Data records for software interfaces
Start of Block
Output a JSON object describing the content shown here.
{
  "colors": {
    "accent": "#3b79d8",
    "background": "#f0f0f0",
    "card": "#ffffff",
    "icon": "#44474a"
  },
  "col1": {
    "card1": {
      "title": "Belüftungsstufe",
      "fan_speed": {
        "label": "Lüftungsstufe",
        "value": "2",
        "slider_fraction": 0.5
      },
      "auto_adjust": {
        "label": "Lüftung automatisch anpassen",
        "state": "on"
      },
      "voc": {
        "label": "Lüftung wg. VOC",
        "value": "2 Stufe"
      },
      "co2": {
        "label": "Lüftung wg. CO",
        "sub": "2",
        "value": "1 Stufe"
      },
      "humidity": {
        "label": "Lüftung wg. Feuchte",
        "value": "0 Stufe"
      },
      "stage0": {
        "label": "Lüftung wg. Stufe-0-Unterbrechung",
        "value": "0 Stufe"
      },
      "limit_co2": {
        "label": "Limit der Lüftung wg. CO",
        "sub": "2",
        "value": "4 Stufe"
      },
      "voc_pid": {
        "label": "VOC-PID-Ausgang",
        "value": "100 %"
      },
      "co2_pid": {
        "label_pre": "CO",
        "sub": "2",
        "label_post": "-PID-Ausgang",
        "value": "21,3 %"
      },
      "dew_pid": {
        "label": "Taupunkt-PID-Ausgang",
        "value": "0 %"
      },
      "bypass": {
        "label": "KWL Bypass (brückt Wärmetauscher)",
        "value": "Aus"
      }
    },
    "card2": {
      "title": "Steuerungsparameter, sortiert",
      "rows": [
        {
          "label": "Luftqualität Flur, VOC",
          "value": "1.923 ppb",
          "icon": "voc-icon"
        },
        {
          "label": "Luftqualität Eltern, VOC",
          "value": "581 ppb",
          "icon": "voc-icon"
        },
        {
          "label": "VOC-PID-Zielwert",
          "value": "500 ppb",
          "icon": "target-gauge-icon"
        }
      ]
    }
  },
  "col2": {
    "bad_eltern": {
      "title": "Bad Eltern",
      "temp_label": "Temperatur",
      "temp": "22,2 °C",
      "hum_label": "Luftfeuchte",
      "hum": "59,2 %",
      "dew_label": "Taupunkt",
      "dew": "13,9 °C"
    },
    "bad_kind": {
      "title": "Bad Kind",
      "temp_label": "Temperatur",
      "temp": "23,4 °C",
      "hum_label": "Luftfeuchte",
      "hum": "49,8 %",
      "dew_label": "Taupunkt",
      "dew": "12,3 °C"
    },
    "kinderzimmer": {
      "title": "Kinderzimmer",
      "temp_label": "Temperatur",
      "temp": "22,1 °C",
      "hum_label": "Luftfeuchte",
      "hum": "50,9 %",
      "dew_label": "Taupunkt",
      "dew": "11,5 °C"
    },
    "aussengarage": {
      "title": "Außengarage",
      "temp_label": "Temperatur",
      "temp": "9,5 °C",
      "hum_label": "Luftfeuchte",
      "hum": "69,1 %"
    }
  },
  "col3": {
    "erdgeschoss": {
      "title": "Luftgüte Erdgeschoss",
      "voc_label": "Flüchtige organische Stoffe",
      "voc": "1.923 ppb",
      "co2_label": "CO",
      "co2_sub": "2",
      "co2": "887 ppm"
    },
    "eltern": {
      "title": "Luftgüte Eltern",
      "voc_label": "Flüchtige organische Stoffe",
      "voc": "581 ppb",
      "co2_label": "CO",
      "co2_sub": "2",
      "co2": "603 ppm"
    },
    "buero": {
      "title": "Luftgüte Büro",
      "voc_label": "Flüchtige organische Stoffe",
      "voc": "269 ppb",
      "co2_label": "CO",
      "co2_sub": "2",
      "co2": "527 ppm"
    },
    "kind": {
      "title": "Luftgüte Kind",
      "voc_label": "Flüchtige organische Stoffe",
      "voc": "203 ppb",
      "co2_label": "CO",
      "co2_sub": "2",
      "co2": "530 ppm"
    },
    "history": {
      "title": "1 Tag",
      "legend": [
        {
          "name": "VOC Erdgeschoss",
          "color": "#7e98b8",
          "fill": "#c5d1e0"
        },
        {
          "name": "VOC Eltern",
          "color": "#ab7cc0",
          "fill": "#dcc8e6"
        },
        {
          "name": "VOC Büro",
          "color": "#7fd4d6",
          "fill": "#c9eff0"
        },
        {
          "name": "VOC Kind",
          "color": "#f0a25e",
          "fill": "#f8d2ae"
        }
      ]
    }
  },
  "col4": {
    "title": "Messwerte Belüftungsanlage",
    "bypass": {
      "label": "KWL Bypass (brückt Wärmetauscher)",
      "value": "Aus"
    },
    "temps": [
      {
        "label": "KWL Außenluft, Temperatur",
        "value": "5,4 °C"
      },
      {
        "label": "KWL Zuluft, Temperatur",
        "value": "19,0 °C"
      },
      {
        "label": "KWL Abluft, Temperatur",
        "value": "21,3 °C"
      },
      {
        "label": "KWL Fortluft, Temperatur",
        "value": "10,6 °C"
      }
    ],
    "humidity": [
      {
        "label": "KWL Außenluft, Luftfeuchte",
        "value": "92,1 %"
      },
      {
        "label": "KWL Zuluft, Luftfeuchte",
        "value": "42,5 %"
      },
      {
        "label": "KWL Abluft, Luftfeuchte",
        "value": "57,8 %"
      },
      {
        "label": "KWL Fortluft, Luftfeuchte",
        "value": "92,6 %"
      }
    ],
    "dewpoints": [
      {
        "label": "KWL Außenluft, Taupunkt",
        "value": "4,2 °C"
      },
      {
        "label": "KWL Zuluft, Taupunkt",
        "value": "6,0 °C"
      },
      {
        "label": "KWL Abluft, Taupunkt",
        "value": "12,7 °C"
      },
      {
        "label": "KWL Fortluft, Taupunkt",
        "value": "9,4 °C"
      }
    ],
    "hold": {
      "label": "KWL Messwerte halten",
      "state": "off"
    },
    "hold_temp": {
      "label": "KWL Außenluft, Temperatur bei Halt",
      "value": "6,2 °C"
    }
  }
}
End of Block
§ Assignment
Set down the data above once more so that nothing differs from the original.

§ The completed task
Output a JSON object describing the content shown here.
{
  "colors": {
    "accent": "#3b79d8",
    "background": "#f0f0f0",
    "card": "#ffffff",
    "icon": "#44474a"
  },
  "col1": {
    "card1": {
      "title": "Belüftungsstufe",
      "fan_speed": {
        "label": "Lüftungsstufe",
        "value": "2",
        "slider_fraction": 0.5
      },
      "auto_adjust": {
        "label": "Lüftung automatisch anpassen",
        "state": "on"
      },
      "voc": {
        "label": "Lüftung wg. VOC",
        "value": "2 Stufe"
      },
      "co2": {
        "label": "Lüftung wg. CO",
        "sub": "2",
        "value": "1 Stufe"
      },
      "humidity": {
        "label": "Lüftung wg. Feuchte",
        "value": "0 Stufe"
      },
      "stage0": {
        "label": "Lüftung wg. Stufe-0-Unterbrechung",
        "value": "0 Stufe"
      },
      "limit_co2": {
        "label": "Limit der Lüftung wg. CO",
        "sub": "2",
        "value": "4 Stufe"
      },
      "voc_pid": {
        "label": "VOC-PID-Ausgang",
        "value": "100 %"
      },
      "co2_pid": {
        "label_pre": "CO",
        "sub": "2",
        "label_post": "-PID-Ausgang",
        "value": "21,3 %"
      },
      "dew_pid": {
        "label": "Taupunkt-PID-Ausgang",
        "value": "0 %"
      },
      "bypass": {
        "label": "KWL Bypass (brückt Wärmetauscher)",
        "value": "Aus"
      }
    },
    "card2": {
      "title": "Steuerungsparameter, sortiert",
      "rows": [
        {
          "label": "Luftqualität Flur, VOC",
          "value": "1.923 ppb",
          "icon": "voc-icon"
        },
        {
          "label": "Luftqualität Eltern, VOC",
          "value": "581 ppb",
          "icon": "voc-icon"
        },
        {
          "label": "VOC-PID-Zielwert",
          "value": "500 ppb",
          "icon": "target-gauge-icon"
        }
      ]
    }
  },
  "col2": {
    "bad_eltern": {
      "title": "Bad Eltern",
      "temp_label": "Temperatur",
      "temp": "22,2 °C",
      "hum_label": "Luftfeuchte",
      "hum": "59,2 %",
      "dew_label": "Taupunkt",
      "dew": "13,9 °C"
    },
    "bad_kind": {
      "title": "Bad Kind",
      "temp_label": "Temperatur",
      "temp": "23,4 °C",
      "hum_label": "Luftfeuchte",
      "hum": "49,8 %",
      "dew_label": "Taupunkt",
      "dew": "12,3 °C"
    },
    "kinderzimmer": {
      "title": "Kinderzimmer",
      "temp_label": "Temperatur",
      "temp": "22,1 °C",
      "hum_label": "Luftfeuchte",
      "hum": "50,9 %",
      "dew_label": "Taupunkt",
      "dew": "11,5 °C"
    },
    "aussengarage": {
      "title": "Außengarage",
      "temp_label": "Temperatur",
      "temp": "9,5 °C",
      "hum_label": "Luftfeuchte",
      "hum": "69,1 %"
    }
  },
  "col3": {
    "erdgeschoss": {
      "title": "Luftgüte Erdgeschoss",
      "voc_label": "Flüchtige organische Stoffe",
      "voc": "1.923 ppb",
      "co2_label": "CO",
      "co2_sub": "2",
      "co2": "887 ppm"
    },
    "eltern": {
      "title": "Luftgüte Eltern",
      "voc_label": "Flüchtige organische Stoffe",
      "voc": "581 ppb",
      "co2_label": "CO",
      "co2_sub": "2",
      "co2": "603 ppm"
    },
    "buero": {
      "title": "Luftgüte Büro",
      "voc_label": "Flüchtige organische Stoffe",
      "voc": "269 ppb",
      "co2_label": "CO",
      "co2_sub": "2",
      "co2": "527 ppm"
    },
    "kind": {
      "title": "Luftgüte Kind",
      "voc_label": "Flüchtige organische Stoffe",
      "voc": "203 ppb",
      "co2_label": "CO",
      "co2_sub": "2",
      "co2": "530 ppm"
    },
    "history": {
      "title": "1 Tag",
      "legend": [
        {
          "name": "VOC Erdgeschoss",
          "color": "#7e98b8",
          "fill": "#c5d1e0"
        },
        {
          "name": "VOC Eltern",
          "color": "#ab7cc0",
          "fill": "#dcc8e6"
        },
        {
          "name": "VOC Büro",
          "color": "#7fd4d6",
          "fill": "#c9eff0"
        },
        {
          "name": "VOC Kind",
          "color": "#f0a25e",
          "fill": "#f8d2ae"
        }
      ]
    }
  },
  "col4": {
    "title": "Messwerte Belüftungsanlage",
    "bypass": {
      "label": "KWL Bypass (brückt Wärmetauscher)",
      "value": "Aus"
    },
    "temps": [
      {
        "label": "KWL Außenluft, Temperatur",
        "value": "5,4 °C"
      },
      {
        "label": "KWL Zuluft, Temperatur",
        "value": "19,0 °C"
      },
      {
        "label": "KWL Abluft, Temperatur",
        "value": "21,3 °C"
      },
      {
        "label": "KWL Fortluft, Temperatur",
        "value": "10,6 °C"
      }
    ],
    "humidity": [
      {
        "label": "KWL Außenluft, Luftfeuchte",
        "value": "92,1 %"
      },
      {
        "label": "KWL Zuluft, Luftfeuchte",
        "value": "42,5 %"
      },
      {
        "label": "KWL Abluft, Luftfeuchte",
        "value": "57,8 %"
      },
      {
        "label": "KWL Fortluft, Luftfeuchte",
        "value": "92,6 %"
      }
    ],
    "dewpoints": [
      {
        "label": "KWL Außenluft, Taupunkt",
        "value": "4,2 °C"
      },
      {
        "label": "KWL Zuluft, Taupunkt",
        "value": "6,0 °C"
      },
      {
        "label": "KWL Abluft, Taupunkt",
        "value": "12,7 °C"
      },
      {
        "label": "KWL Fortluft, Taupunkt",
        "value": "9,4 °C"
      }
    ],
    "hold": {
      "label": "KWL Messwerte halten",
      "state": "off"
    },
    "hold_temp": {
      "label": "KWL Außenluft, Temperatur bei Halt",
      "value": "6,2 °C"
    }
  }
}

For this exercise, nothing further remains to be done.